PROBLEM TO WORK ON: Lines holding the word "domain" must be located in the listing below and copied.

SOURCE DATA:
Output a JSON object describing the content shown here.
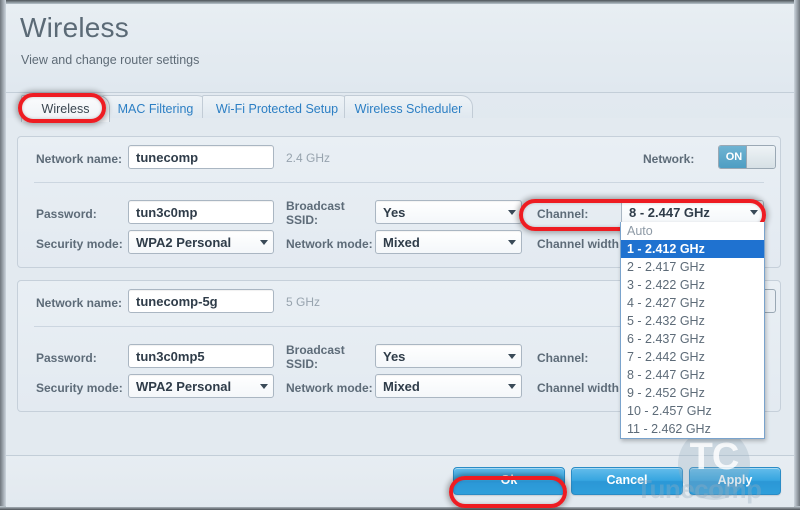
{
  "window": {
    "title": "Wireless",
    "subtitle": "View and change router settings"
  },
  "tabs": [
    {
      "label": "Wireless",
      "active": true
    },
    {
      "label": "MAC Filtering",
      "active": false
    },
    {
      "label": "Wi-Fi Protected Setup",
      "active": false
    },
    {
      "label": "Wireless Scheduler",
      "active": false
    }
  ],
  "labels": {
    "network_name": "Network name:",
    "password": "Password:",
    "security_mode": "Security mode:",
    "broadcast_ssid": "Broadcast SSID:",
    "broadcast_ssid_l1": "Broadcast",
    "broadcast_ssid_l2": "SSID:",
    "network_mode": "Network mode:",
    "channel": "Channel:",
    "channel_width": "Channel width:",
    "network": "Network:"
  },
  "band_24": {
    "band": "2.4 GHz",
    "network_name": "tunecomp",
    "password": "tun3c0mp",
    "security_mode": "WPA2 Personal",
    "broadcast_ssid": "Yes",
    "network_mode": "Mixed",
    "channel": "8 - 2.447 GHz",
    "network_toggle": "ON"
  },
  "band_5": {
    "band": "5 GHz",
    "network_name": "tunecomp-5g",
    "password": "tun3c0mp5",
    "security_mode": "WPA2 Personal",
    "broadcast_ssid": "Yes",
    "network_mode": "Mixed"
  },
  "channel_dropdown": {
    "open": true,
    "selected": "1 - 2.412 GHz",
    "options": [
      "Auto",
      "1 - 2.412 GHz",
      "2 - 2.417 GHz",
      "3 - 2.422 GHz",
      "4 - 2.427 GHz",
      "5 - 2.432 GHz",
      "6 - 2.437 GHz",
      "7 - 2.442 GHz",
      "8 - 2.447 GHz",
      "9 - 2.452 GHz",
      "10 - 2.457 GHz",
      "11 - 2.462 GHz"
    ]
  },
  "footer": {
    "ok": "Ok",
    "cancel": "Cancel",
    "apply": "Apply"
  },
  "watermark": {
    "mark": "TC",
    "text": "Tunecomp"
  },
  "colors": {
    "highlight": "#ee1c22",
    "accent_blue": "#2c7fc4",
    "selection_blue": "#1f72d0",
    "button_blue": "#36a5e0",
    "background": "#e3eaf0"
  }
}
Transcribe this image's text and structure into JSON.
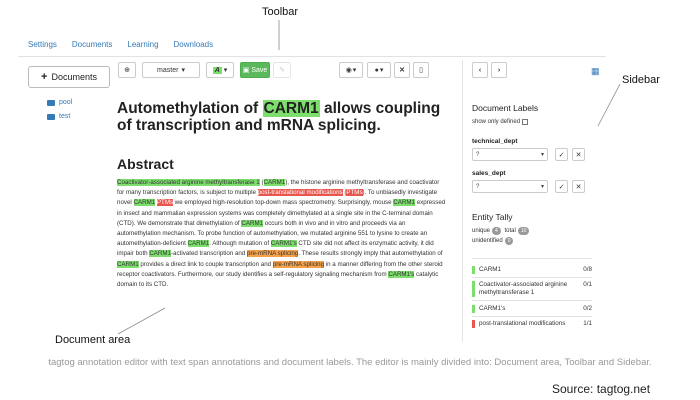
{
  "callouts": {
    "toolbar": "Toolbar",
    "sidebar": "Sidebar",
    "document_area": "Document area"
  },
  "nav": {
    "items": [
      "Settings",
      "Documents",
      "Learning",
      "Downloads"
    ]
  },
  "left": {
    "add_docs_label": "Documents",
    "folders": [
      "pool",
      "test"
    ]
  },
  "toolbar": {
    "project": "master",
    "save": "Save"
  },
  "document": {
    "title_before": "Automethylation of ",
    "title_entity": "CARM1",
    "title_after": " allows coupling of transcription and mRNA splicing.",
    "abstract_heading": "Abstract",
    "abstract_segments": [
      {
        "t": "Coactivator-associated arginine methyltransferase 1",
        "a": "g"
      },
      {
        "t": " (",
        "a": ""
      },
      {
        "t": "CARM1",
        "a": "g"
      },
      {
        "t": "), the histone arginine methyltransferase and coactivator for many transcription factors, is subject to multiple ",
        "a": ""
      },
      {
        "t": "post-translational modifications",
        "a": "r"
      },
      {
        "t": " (",
        "a": ""
      },
      {
        "t": "PTMs",
        "a": "r"
      },
      {
        "t": "). To unbiasedly investigate novel ",
        "a": ""
      },
      {
        "t": "CARM1",
        "a": "g"
      },
      {
        "t": " ",
        "a": ""
      },
      {
        "t": "PTMs",
        "a": "r"
      },
      {
        "t": " we employed high-resolution top-down mass spectrometry. Surprisingly, mouse ",
        "a": ""
      },
      {
        "t": "CARM1",
        "a": "g"
      },
      {
        "t": " expressed in insect and mammalian expression systems was completely dimethylated at a single site in the C-terminal domain (CTD). We demonstrate that dimethylation of ",
        "a": ""
      },
      {
        "t": "CARM1",
        "a": "g"
      },
      {
        "t": " occurs both in vivo and in vitro and proceeds via an automethylation mechanism. To probe function of automethylation, we mutated arginine 551 to lysine to create an automethylation-deficient ",
        "a": ""
      },
      {
        "t": "CARM1",
        "a": "g"
      },
      {
        "t": ". Although mutation of ",
        "a": ""
      },
      {
        "t": "CARM1's",
        "a": "g"
      },
      {
        "t": " CTD site did not affect its enzymatic activity, it did impair both ",
        "a": ""
      },
      {
        "t": "CARM1",
        "a": "g"
      },
      {
        "t": "-activated transcription and ",
        "a": ""
      },
      {
        "t": "pre-mRNA splicing",
        "a": "o"
      },
      {
        "t": ". These results strongly imply that automethylation of ",
        "a": ""
      },
      {
        "t": "CARM1",
        "a": "g"
      },
      {
        "t": " provides a direct link to couple transcription and ",
        "a": ""
      },
      {
        "t": "pre-mRNA splicing",
        "a": "o"
      },
      {
        "t": " in a manner differing from the other steroid receptor coactivators. Furthermore, our study identifies a self-regulatory signaling mechanism from ",
        "a": ""
      },
      {
        "t": "CARM1's",
        "a": "g"
      },
      {
        "t": " catalytic domain to its CTD.",
        "a": ""
      }
    ]
  },
  "sidebar": {
    "doc_labels_heading": "Document Labels",
    "show_only_defined": "show only defined",
    "label1": "technical_dept",
    "label1_value": "?",
    "label2": "sales_dept",
    "label2_value": "?",
    "tally_heading": "Entity Tally",
    "unique_label": "unique",
    "unique_count": "4",
    "total_label": "total",
    "total_count": "10",
    "unidentified_label": "unidentified",
    "unidentified_count": "0",
    "tally": [
      {
        "name": "CARM1",
        "value": "0/8",
        "color": "#7dde6e"
      },
      {
        "name": "Coactivator-associated arginine methyltransferase 1",
        "value": "0/1",
        "color": "#7dde6e"
      },
      {
        "name": "CARM1's",
        "value": "0/2",
        "color": "#7dde6e"
      },
      {
        "name": "post-translational modifications",
        "value": "1/1",
        "color": "#e8564e"
      }
    ]
  },
  "caption": "tagtog annotation editor with text span annotations and document labels. The editor is mainly divided into: Document area, Toolbar and Sidebar.",
  "source": "Source: tagtog.net"
}
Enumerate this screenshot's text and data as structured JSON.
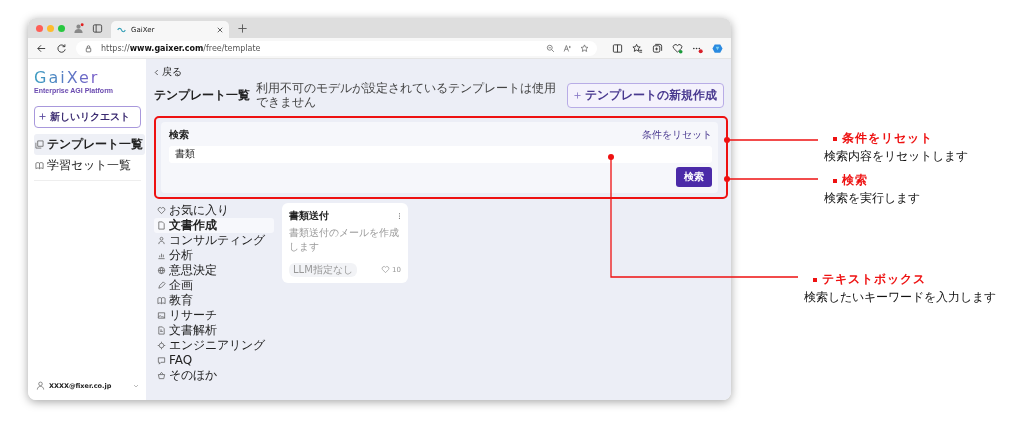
{
  "browser": {
    "tab_title": "GaiXer",
    "url": "https://**www.gaixer.com**/free/template"
  },
  "sidebar": {
    "logo": "GaiXer",
    "tagline": "Enterprise AGI Platform",
    "new_request_button": "新しいリクエスト",
    "items": [
      {
        "label": "テンプレート一覧",
        "selected": true
      },
      {
        "label": "学習セット一覧",
        "selected": false
      }
    ],
    "user": "XXXX@fixer.co.jp"
  },
  "header": {
    "back": "戻る",
    "title": "テンプレート一覧",
    "note": "利用不可のモデルが設定されているテンプレートは使用できません",
    "create_button": "テンプレートの新規作成"
  },
  "search": {
    "title": "検索",
    "reset_link": "条件をリセット",
    "value": "書類",
    "button": "検索"
  },
  "categories": [
    {
      "label": "お気に入り",
      "selected": false
    },
    {
      "label": "文書作成",
      "selected": true
    },
    {
      "label": "コンサルティング",
      "selected": false
    },
    {
      "label": "分析",
      "selected": false
    },
    {
      "label": "意思決定",
      "selected": false
    },
    {
      "label": "企画",
      "selected": false
    },
    {
      "label": "教育",
      "selected": false
    },
    {
      "label": "リサーチ",
      "selected": false
    },
    {
      "label": "文書解析",
      "selected": false
    },
    {
      "label": "エンジニアリング",
      "selected": false
    },
    {
      "label": "FAQ",
      "selected": false
    },
    {
      "label": "そのほか",
      "selected": false
    }
  ],
  "cards": [
    {
      "title": "書類送付",
      "description": "書類送付のメールを作成します",
      "tag": "LLM指定なし",
      "likes": "10"
    }
  ],
  "annotations": [
    {
      "title": "条件をリセット",
      "description": "検索内容をリセットします"
    },
    {
      "title": "検索",
      "description": "検索を実行します"
    },
    {
      "title": "テキストボックス",
      "description": "検索したいキーワードを入力します"
    }
  ]
}
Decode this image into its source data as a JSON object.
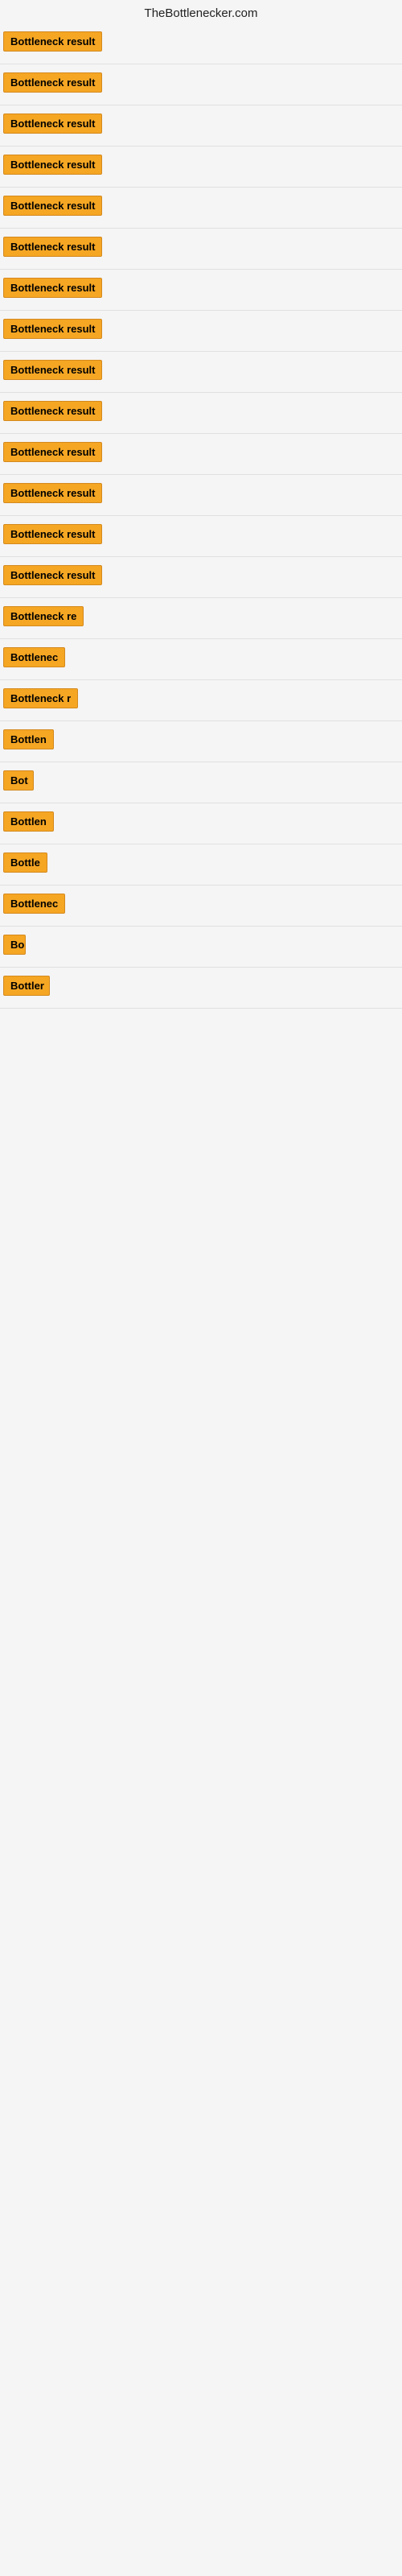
{
  "header": {
    "title": "TheBottlenecker.com"
  },
  "results": [
    {
      "id": 1,
      "label": "Bottleneck result",
      "width": 170
    },
    {
      "id": 2,
      "label": "Bottleneck result",
      "width": 170
    },
    {
      "id": 3,
      "label": "Bottleneck result",
      "width": 170
    },
    {
      "id": 4,
      "label": "Bottleneck result",
      "width": 170
    },
    {
      "id": 5,
      "label": "Bottleneck result",
      "width": 170
    },
    {
      "id": 6,
      "label": "Bottleneck result",
      "width": 170
    },
    {
      "id": 7,
      "label": "Bottleneck result",
      "width": 170
    },
    {
      "id": 8,
      "label": "Bottleneck result",
      "width": 170
    },
    {
      "id": 9,
      "label": "Bottleneck result",
      "width": 170
    },
    {
      "id": 10,
      "label": "Bottleneck result",
      "width": 170
    },
    {
      "id": 11,
      "label": "Bottleneck result",
      "width": 170
    },
    {
      "id": 12,
      "label": "Bottleneck result",
      "width": 170
    },
    {
      "id": 13,
      "label": "Bottleneck result",
      "width": 170
    },
    {
      "id": 14,
      "label": "Bottleneck result",
      "width": 170
    },
    {
      "id": 15,
      "label": "Bottleneck re",
      "width": 110
    },
    {
      "id": 16,
      "label": "Bottlenec",
      "width": 85
    },
    {
      "id": 17,
      "label": "Bottleneck r",
      "width": 95
    },
    {
      "id": 18,
      "label": "Bottlen",
      "width": 68
    },
    {
      "id": 19,
      "label": "Bot",
      "width": 38
    },
    {
      "id": 20,
      "label": "Bottlen",
      "width": 68
    },
    {
      "id": 21,
      "label": "Bottle",
      "width": 58
    },
    {
      "id": 22,
      "label": "Bottlenec",
      "width": 80
    },
    {
      "id": 23,
      "label": "Bo",
      "width": 28
    },
    {
      "id": 24,
      "label": "Bottler",
      "width": 58
    }
  ]
}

TASK SOLUTION:
        "t": " expressed in insect and mammalian expression systems was completely dimethylated at a single site in the C-terminal domain (CTD). We demonstrate that dimethylation of ",
        "t": " catalytic domain to its CTD.",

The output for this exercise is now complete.